Entries from a dataset of interfaces
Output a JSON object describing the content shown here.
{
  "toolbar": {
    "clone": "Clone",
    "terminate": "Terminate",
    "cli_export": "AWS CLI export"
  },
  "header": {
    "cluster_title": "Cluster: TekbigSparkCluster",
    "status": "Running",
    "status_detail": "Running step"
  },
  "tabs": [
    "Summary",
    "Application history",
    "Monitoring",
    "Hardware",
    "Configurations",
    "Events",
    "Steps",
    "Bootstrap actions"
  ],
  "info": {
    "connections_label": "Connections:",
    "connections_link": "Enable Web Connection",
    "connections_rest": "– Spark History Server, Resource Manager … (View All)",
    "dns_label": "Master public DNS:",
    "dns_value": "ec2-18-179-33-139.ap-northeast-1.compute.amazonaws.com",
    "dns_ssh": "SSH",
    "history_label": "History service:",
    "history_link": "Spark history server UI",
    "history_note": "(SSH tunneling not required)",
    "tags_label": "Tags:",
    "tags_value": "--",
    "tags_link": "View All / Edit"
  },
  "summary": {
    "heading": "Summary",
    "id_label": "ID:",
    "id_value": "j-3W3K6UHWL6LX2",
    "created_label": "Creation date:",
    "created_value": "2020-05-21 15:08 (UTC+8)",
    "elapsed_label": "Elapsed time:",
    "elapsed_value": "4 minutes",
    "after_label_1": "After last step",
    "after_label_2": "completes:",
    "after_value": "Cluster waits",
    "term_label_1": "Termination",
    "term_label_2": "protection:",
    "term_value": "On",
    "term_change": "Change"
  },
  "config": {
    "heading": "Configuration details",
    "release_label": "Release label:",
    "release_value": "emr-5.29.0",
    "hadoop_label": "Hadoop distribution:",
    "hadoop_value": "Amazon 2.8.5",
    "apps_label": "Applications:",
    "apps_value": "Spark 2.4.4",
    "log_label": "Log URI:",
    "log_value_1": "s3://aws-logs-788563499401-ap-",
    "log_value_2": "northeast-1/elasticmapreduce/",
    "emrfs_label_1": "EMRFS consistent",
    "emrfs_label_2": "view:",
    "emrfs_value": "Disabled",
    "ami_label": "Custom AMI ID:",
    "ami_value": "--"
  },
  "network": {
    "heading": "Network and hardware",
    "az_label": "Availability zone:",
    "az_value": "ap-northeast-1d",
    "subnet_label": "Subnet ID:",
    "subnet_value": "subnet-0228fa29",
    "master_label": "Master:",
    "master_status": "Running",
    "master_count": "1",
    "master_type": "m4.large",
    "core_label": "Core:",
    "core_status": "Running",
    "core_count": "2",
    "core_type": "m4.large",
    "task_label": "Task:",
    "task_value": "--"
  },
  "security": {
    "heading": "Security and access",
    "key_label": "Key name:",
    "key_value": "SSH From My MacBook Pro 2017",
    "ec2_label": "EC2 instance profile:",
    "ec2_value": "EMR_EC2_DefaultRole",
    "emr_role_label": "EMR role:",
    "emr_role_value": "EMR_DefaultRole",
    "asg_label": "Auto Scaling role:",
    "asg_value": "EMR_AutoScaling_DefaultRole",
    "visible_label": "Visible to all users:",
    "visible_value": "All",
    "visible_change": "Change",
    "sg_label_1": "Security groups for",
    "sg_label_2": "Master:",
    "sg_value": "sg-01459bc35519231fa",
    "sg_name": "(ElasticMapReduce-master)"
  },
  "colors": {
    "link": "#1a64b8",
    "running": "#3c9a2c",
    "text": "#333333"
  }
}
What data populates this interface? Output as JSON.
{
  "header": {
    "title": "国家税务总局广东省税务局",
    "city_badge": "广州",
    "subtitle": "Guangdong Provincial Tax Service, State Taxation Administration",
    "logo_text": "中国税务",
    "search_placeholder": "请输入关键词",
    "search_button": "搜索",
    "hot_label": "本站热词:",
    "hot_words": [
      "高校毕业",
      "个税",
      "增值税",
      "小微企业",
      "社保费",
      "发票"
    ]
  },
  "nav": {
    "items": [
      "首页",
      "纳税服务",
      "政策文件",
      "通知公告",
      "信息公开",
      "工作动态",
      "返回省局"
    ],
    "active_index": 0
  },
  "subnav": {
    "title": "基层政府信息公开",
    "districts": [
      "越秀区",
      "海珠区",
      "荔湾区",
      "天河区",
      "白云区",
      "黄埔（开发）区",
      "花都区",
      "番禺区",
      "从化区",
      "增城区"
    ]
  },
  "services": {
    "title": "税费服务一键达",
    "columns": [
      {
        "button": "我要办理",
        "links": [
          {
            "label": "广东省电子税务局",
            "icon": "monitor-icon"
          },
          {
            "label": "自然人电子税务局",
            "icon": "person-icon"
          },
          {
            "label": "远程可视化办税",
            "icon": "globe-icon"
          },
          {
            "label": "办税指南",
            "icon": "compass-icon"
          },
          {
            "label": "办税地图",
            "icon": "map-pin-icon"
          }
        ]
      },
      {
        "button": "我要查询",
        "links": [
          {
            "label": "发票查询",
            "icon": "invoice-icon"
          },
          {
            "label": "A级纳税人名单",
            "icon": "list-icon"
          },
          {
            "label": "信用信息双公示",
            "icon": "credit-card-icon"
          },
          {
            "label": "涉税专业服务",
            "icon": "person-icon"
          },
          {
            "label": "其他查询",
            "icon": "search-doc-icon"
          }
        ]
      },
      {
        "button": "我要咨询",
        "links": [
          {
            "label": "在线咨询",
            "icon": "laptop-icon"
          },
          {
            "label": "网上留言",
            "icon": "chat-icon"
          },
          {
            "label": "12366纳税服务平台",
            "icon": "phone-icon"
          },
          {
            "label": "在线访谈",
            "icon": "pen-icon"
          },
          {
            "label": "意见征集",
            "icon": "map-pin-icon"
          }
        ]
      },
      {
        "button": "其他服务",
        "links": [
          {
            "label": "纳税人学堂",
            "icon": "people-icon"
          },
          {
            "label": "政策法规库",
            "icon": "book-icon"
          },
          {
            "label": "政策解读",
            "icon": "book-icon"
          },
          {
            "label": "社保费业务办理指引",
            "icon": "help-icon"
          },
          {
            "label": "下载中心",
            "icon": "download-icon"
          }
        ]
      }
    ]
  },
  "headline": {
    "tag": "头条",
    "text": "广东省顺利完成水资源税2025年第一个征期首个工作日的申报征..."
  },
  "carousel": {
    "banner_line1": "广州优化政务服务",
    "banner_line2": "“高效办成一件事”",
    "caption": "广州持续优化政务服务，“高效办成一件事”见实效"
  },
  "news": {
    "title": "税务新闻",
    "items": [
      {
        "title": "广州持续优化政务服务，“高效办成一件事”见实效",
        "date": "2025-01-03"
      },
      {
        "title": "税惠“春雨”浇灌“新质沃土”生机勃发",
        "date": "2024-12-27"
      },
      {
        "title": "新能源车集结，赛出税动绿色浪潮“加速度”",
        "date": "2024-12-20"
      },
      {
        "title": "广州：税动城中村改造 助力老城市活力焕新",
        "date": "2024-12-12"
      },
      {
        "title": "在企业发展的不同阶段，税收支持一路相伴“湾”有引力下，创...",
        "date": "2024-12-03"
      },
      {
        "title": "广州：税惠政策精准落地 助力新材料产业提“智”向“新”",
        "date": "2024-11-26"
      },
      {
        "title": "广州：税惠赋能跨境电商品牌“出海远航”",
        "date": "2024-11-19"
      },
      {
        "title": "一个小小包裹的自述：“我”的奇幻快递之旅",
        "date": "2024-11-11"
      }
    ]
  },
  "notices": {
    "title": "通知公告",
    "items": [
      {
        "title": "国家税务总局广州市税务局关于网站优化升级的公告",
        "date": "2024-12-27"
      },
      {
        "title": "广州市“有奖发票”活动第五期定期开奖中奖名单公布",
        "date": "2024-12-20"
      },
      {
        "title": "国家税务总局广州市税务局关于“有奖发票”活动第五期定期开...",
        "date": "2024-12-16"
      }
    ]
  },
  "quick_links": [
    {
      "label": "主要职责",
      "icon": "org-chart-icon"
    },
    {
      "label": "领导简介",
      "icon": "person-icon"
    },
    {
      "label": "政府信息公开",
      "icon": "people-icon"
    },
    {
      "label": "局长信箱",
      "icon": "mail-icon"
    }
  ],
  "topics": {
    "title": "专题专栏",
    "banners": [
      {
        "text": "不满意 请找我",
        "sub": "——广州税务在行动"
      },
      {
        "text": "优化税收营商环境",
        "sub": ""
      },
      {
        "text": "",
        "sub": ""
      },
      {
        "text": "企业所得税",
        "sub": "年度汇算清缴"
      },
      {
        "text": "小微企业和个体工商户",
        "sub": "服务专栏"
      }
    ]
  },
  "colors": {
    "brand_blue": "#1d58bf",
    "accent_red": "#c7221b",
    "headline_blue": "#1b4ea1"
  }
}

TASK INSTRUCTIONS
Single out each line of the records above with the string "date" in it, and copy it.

SOLUTION FOR THIS PROBLEM
    "created_label": "Creation date:",
        "date": "2025-01-03"
        "date": "2024-12-27"
        "date": "2024-12-20"
        "date": "2024-12-12"
        "date": "2024-12-03"
        "date": "2024-11-26"
        "date": "2024-11-19"
        "date": "2024-11-11"
        "date": "2024-12-27"
        "date": "2024-12-20"
        "date": "2024-12-16"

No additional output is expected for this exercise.